Making Arguments: Reason in Context offers a new approach to the teaching of argumentation and debate.
Nearly all argumentation courses and textbooks tilt toward one of two extremes:
* Critical thinking/informal logic, in which the "laws" of reasoning are universal and not affected by audience or context
* Public speaking, in which adaptation to the audience and winning assent trumps logic and reasoning
At the first extreme are texts that stress flaws in arguments and how to discern them. Their focus tends to be on the logic (making deductive inferences and avoiding deductive mistakes or other errors of inference) and/or the recognition of fallacies (deficient or fake arguments). They also deal with the messy ambiguities of language. Generally, this approach omits the concept of an audience. And it does not explain how spotting the flaws in reasoning, or improving one's reasoning, translates into the ability to make an effective argument.
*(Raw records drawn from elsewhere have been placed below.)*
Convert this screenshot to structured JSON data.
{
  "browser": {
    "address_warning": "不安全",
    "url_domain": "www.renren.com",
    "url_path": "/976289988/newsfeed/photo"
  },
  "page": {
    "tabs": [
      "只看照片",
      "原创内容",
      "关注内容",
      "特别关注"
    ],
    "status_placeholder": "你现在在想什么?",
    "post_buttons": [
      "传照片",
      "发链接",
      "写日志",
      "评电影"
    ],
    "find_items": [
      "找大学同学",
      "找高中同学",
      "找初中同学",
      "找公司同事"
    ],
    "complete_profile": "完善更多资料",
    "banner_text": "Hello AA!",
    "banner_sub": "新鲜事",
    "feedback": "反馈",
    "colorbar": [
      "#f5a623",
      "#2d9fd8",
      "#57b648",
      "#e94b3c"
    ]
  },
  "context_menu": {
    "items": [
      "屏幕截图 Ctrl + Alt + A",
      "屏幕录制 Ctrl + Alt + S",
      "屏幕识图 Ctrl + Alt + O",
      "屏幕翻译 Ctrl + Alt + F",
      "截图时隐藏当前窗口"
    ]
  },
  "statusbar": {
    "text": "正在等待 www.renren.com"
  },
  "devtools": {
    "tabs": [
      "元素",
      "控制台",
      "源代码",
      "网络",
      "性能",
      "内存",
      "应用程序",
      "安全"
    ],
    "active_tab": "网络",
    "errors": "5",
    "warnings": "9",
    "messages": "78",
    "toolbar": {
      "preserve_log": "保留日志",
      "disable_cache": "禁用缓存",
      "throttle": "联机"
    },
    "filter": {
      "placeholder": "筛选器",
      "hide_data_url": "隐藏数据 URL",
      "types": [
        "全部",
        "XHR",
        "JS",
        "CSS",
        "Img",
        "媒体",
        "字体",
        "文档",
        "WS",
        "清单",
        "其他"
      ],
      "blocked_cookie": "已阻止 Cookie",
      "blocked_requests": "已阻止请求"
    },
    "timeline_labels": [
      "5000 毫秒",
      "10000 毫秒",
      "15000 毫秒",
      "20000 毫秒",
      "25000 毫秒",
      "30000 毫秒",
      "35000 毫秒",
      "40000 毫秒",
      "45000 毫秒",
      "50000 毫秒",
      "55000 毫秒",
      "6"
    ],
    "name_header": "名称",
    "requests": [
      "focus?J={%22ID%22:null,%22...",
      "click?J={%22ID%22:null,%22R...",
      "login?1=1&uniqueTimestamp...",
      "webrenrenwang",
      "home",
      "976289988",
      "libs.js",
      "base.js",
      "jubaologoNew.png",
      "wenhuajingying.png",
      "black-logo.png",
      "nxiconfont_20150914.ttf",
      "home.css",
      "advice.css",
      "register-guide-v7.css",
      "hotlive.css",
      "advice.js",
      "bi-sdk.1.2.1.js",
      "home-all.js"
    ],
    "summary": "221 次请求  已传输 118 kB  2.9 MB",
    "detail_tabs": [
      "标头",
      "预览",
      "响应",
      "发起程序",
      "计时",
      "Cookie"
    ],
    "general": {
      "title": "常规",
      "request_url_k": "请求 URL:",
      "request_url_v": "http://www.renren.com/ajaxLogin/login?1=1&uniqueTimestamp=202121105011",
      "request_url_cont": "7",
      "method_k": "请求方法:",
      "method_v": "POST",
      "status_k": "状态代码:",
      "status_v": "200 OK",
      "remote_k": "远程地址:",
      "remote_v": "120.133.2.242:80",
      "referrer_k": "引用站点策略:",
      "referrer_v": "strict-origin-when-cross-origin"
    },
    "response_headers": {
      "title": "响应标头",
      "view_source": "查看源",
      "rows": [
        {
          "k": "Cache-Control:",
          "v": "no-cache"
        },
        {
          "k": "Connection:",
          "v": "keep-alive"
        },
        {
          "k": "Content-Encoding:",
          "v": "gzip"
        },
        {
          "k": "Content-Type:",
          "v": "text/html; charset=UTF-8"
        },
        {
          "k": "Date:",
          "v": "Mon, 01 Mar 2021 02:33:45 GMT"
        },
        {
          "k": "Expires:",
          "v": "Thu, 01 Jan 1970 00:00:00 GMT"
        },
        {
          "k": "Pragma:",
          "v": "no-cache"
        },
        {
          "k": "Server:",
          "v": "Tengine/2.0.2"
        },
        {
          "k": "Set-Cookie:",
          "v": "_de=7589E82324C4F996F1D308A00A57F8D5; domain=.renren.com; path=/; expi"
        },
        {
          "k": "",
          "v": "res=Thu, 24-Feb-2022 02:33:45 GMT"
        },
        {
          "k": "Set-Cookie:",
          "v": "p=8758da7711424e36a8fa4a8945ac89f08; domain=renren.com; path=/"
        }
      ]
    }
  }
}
Further, it is not clear how to address audiences whose grasp of logic is shaky.
At the other extreme are books (especially public speaking textbooks) that err in the opposite direction. They are fixated on audience. As a result, their advice about how to argue is grounded in audience adaptation. In fact, the process of reasoning is nearly subordinated to such secondary considerations as style, delivery, and organization. And again, the connection between critical thinking/logic and audience is rarely examined.
In Making Arguments, we propose to consider argument at the nexus of invention and judgment, the two endpoints from which logic and public speaking examine argumentation, respectively. By looking at the "stuff" that comes between an argument's design and its delivery, we hope to enrich the understanding and the study of argument, as both a theoretical and applied discipline.
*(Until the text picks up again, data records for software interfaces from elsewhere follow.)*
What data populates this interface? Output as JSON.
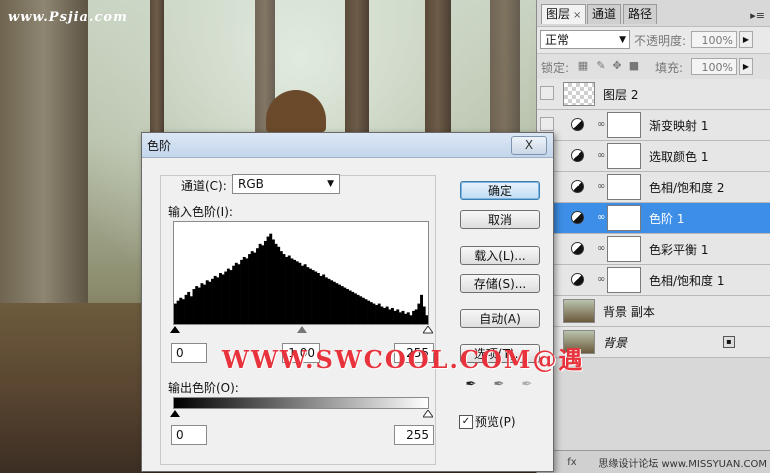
{
  "watermarks": {
    "top_left": "www.Psjia.com",
    "center": "WWW.SWCOOL.COM@遇",
    "bottom_right": "思缘设计论坛 www.MISSYUAN.COM"
  },
  "layers_panel": {
    "tabs": [
      {
        "label": "图层"
      },
      {
        "label": "通道"
      },
      {
        "label": "路径"
      }
    ],
    "tab_close": "×",
    "menu_glyph": "▸≡",
    "blend_mode": "正常",
    "opacity_label": "不透明度:",
    "opacity_value": "100%",
    "lock_label": "锁定:",
    "fill_label": "填充:",
    "fill_value": "100%",
    "layers": [
      {
        "name": "图层 2",
        "kind": "pixel"
      },
      {
        "name": "渐变映射 1",
        "kind": "adjustment"
      },
      {
        "name": "选取颜色 1",
        "kind": "adjustment"
      },
      {
        "name": "色相/饱和度 2",
        "kind": "adjustment"
      },
      {
        "name": "色阶 1",
        "kind": "adjustment",
        "selected": true
      },
      {
        "name": "色彩平衡 1",
        "kind": "adjustment"
      },
      {
        "name": "色相/饱和度 1",
        "kind": "adjustment"
      },
      {
        "name": "背景 副本",
        "kind": "photo"
      },
      {
        "name": "背景",
        "kind": "photo",
        "locked": true
      }
    ],
    "selected_color": "#3d8ee6"
  },
  "levels_dialog": {
    "title": "色阶",
    "close_glyph": "X",
    "channel_label": "通道(C):",
    "channel_value": "RGB",
    "input_label": "输入色阶(I):",
    "input_black": "0",
    "input_gamma": "1.00",
    "input_white": "255",
    "output_label": "输出色阶(O):",
    "output_black": "0",
    "output_white": "255",
    "buttons": {
      "ok": "确定",
      "cancel": "取消",
      "load": "载入(L)...",
      "save": "存储(S)...",
      "auto": "自动(A)",
      "options": "选项(T)..."
    },
    "preview_label": "预览(P)",
    "preview_checked": true,
    "histogram": [
      14,
      16,
      18,
      17,
      20,
      22,
      19,
      24,
      26,
      25,
      28,
      27,
      30,
      29,
      31,
      33,
      32,
      35,
      34,
      36,
      38,
      37,
      40,
      42,
      41,
      44,
      46,
      45,
      48,
      50,
      49,
      52,
      55,
      54,
      57,
      60,
      62,
      58,
      55,
      53,
      50,
      48,
      46,
      47,
      45,
      44,
      43,
      42,
      40,
      41,
      39,
      38,
      37,
      36,
      35,
      33,
      34,
      32,
      31,
      30,
      29,
      28,
      27,
      26,
      25,
      24,
      23,
      22,
      21,
      20,
      19,
      18,
      17,
      16,
      15,
      14,
      13,
      14,
      12,
      11,
      12,
      10,
      11,
      9,
      10,
      8,
      9,
      7,
      8,
      6,
      9,
      10,
      14,
      20,
      12,
      6
    ]
  }
}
In particular, we want to answer some questions that are seldom addressed in print:
* What is the starting point for augmentation? When do we even need to argue?
* When should one embrace, and when should one avoid, arguing?
* Why does the same argument work in one place and fail in another?
* Are most audiences capable of understanding a complex argument?
* With what authority can one make an argument—absent expertise in the field in which the argument takes place?
* Are there substantive differences between oral and written argument?
* What does it mean to "present" an argument?
* Can someone control the argumentative situation/context to the benefit of his/her position?
* How can argument educate and improve the arguer?
* Can we learn the "truth" by arguing?
This book addresses the whole advocacy process as a series of concatenated intellectual decisions affecting how arguments are created, ordered, rendered, and produced—with judgment as the over-arching concern.